Madness rears its ugly ahead once again (previously Madwoman of Shuttleworth, and the Nebula-nomineed ‘The Days Between’ featured another character who sank into madness. Not only is Zoltan bonkers, but his demonic shape was the result of a mad scientist (no, really) who, in shades of Stephen King’s ‘Misery’, takes in the desperately wounded Zoltan and experimented on him.
The demonic body is somewhat of a hindrance. There is much more scope in looking into what it is that makes otherwise generally insignificant (mostly) men becoming demi-gods. And you know (we have been told in the first paras) that a Waco is going to happen.
Not only is there a lot of madness in Steele’s stories, there’s a lot of running away. The original story had the good guys running away from a repressive regime on Earth. One of the stories has a couple of youngsters running away. Once their initial settlement on Coyote was spoilt by the next ship from Earth, the original settlers run away to the wilderness. And in this story the religious group who have run away to spread their word on Coyote, having not had the warmest of welcomes from the second lot of settlers, run away to spread the word amongst the orginal settlers.
Stand and fight, guys!
The story ends with the group evidently dying in the wilderness, having tried to stave off their fate with cannibalism. However, the bones of the demonic Zoltan were not found, and there have been strange sightings in the wood….. (doh!)

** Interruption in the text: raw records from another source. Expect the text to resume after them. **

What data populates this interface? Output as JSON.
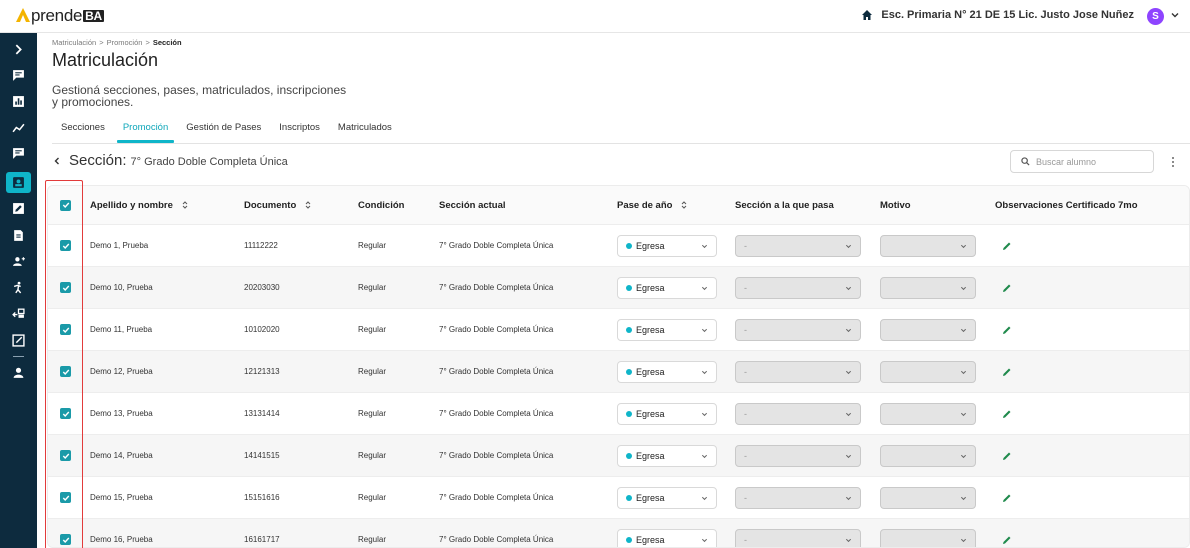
{
  "app": {
    "logo_text": "prende",
    "logo_suffix": "BA"
  },
  "header": {
    "school": "Esc. Primaria N° 21 DE 15 Lic. Justo Jose Nuñez",
    "avatar_initial": "S"
  },
  "breadcrumb": {
    "items": [
      "Matriculación",
      ">",
      "Promoción",
      ">",
      "Sección"
    ]
  },
  "page": {
    "title": "Matriculación",
    "description": "Gestioná secciones, pases, matriculados, inscripciones y promociones."
  },
  "tabs": [
    "Secciones",
    "Promoción",
    "Gestión de Pases",
    "Inscriptos",
    "Matriculados"
  ],
  "active_tab": "Promoción",
  "section": {
    "label": "Sección:",
    "name": "7° Grado Doble Completa Única"
  },
  "search": {
    "placeholder": "Buscar alumno"
  },
  "table": {
    "headers": [
      "Apellido y nombre",
      "Documento",
      "Condición",
      "Sección actual",
      "Pase de año",
      "Sección a la que pasa",
      "Motivo",
      "Observaciones Certificado 7mo"
    ],
    "rows": [
      {
        "name": "Demo 1, Prueba",
        "documento": "11112222",
        "condicion": "Regular",
        "seccion": "7° Grado Doble Completa Única",
        "pase": "Egresa",
        "seccion_pasa": "-",
        "motivo": ""
      },
      {
        "name": "Demo 10, Prueba",
        "documento": "20203030",
        "condicion": "Regular",
        "seccion": "7° Grado Doble Completa Única",
        "pase": "Egresa",
        "seccion_pasa": "-",
        "motivo": ""
      },
      {
        "name": "Demo 11, Prueba",
        "documento": "10102020",
        "condicion": "Regular",
        "seccion": "7° Grado Doble Completa Única",
        "pase": "Egresa",
        "seccion_pasa": "-",
        "motivo": ""
      },
      {
        "name": "Demo 12, Prueba",
        "documento": "12121313",
        "condicion": "Regular",
        "seccion": "7° Grado Doble Completa Única",
        "pase": "Egresa",
        "seccion_pasa": "-",
        "motivo": ""
      },
      {
        "name": "Demo 13, Prueba",
        "documento": "13131414",
        "condicion": "Regular",
        "seccion": "7° Grado Doble Completa Única",
        "pase": "Egresa",
        "seccion_pasa": "-",
        "motivo": ""
      },
      {
        "name": "Demo 14, Prueba",
        "documento": "14141515",
        "condicion": "Regular",
        "seccion": "7° Grado Doble Completa Única",
        "pase": "Egresa",
        "seccion_pasa": "-",
        "motivo": ""
      },
      {
        "name": "Demo 15, Prueba",
        "documento": "15151616",
        "condicion": "Regular",
        "seccion": "7° Grado Doble Completa Única",
        "pase": "Egresa",
        "seccion_pasa": "-",
        "motivo": ""
      },
      {
        "name": "Demo 16, Prueba",
        "documento": "16161717",
        "condicion": "Regular",
        "seccion": "7° Grado Doble Completa Única",
        "pase": "Egresa",
        "seccion_pasa": "-",
        "motivo": ""
      }
    ]
  },
  "colors": {
    "accent": "#0fb5c9",
    "sidebar": "#0d2b3e",
    "checkbox": "#1a9aa8",
    "highlight": "#e23b3b"
  },
  "sidebar_icons": [
    "expand-icon",
    "chat-icon",
    "bar-chart-icon",
    "trend-icon",
    "chat-icon",
    "id-card-icon",
    "edit-box-icon",
    "document-icon",
    "add-user-icon",
    "person-walk-icon",
    "swap-icon",
    "external-edit-icon",
    "profile-icon"
  ]
}
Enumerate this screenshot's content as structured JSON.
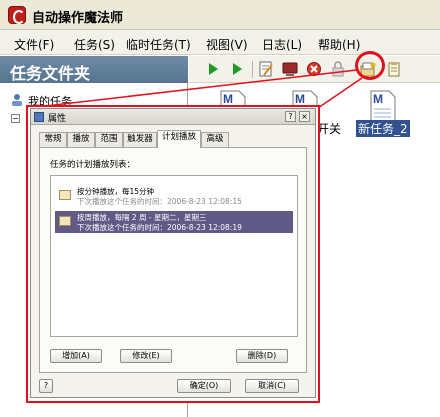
{
  "app": {
    "title": "自动操作魔法师"
  },
  "menu": [
    "文件(F)",
    "任务(S)",
    "临时任务(T)",
    "视图(V)",
    "日志(L)",
    "帮助(H)"
  ],
  "left_pane": {
    "header": "任务文件夹",
    "root_label": "我的任务",
    "expand_glyph": "−"
  },
  "right_pane": {
    "files": [
      {
        "label": "开关",
        "selected": false
      },
      {
        "label": "新任务_2",
        "selected": true
      }
    ]
  },
  "dialog": {
    "title": "属性",
    "controls": {
      "help": "?",
      "close": "×"
    },
    "tabs": [
      {
        "label": "常规",
        "active": false
      },
      {
        "label": "播放",
        "active": false
      },
      {
        "label": "范围",
        "active": false
      },
      {
        "label": "触发器",
        "active": false
      },
      {
        "label": "计划播放",
        "active": true
      },
      {
        "label": "高级",
        "active": false
      }
    ],
    "list_label": "任务的计划播放列表：",
    "schedules": [
      {
        "title": "按分钟播放，每15分钟",
        "next": "下次播放这个任务的时间：2006-8-23 12:08:15",
        "selected": false
      },
      {
        "title": "按周播放，每隔 2 周 - 星期二，星期三",
        "next": "下次播放这个任务的时间：2006-8-23 12:08:19",
        "selected": true
      }
    ],
    "buttons": {
      "add": "增加(A)",
      "edit": "修改(E)",
      "delete": "删除(D)"
    },
    "footer": {
      "help": "?",
      "ok": "确定(O)",
      "cancel": "取消(C)"
    }
  },
  "colors": {
    "highlight": "#e0101c",
    "selection": "#5f5a86",
    "pane_header": "#56738f"
  }
}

I’m not entirely sure what Steele is trying to get across in these stories. Here there is further passing, critical reference to the social collectivism which is causing so much grief. But it is a cod-social collectivism in that the way the planet is being run may be in the name of social collectivism, but is it honest to goodness frontier looking-after-no1 capitalism that is happening. I’d much rather we saw the what Steele sees as the evils behind true social collectivism.
A shadowy post-human turns up and points the fleeing zealots in the right direction, and some characters from the early stories re-appear, but it just doesn’t hang together for me. It’s becoming a bit like an SFnal version of a fat fantasy trilogy.
And, whilst I’m not a prude, there were two erections in the story. Now there’s a time and a place for this kind of thing, but I don’t want erections rammed down my throat whilst reading Asimovs!
Maybe its me favouring fellow Brits, but Baxter and Glass are the pick of the bunch for me.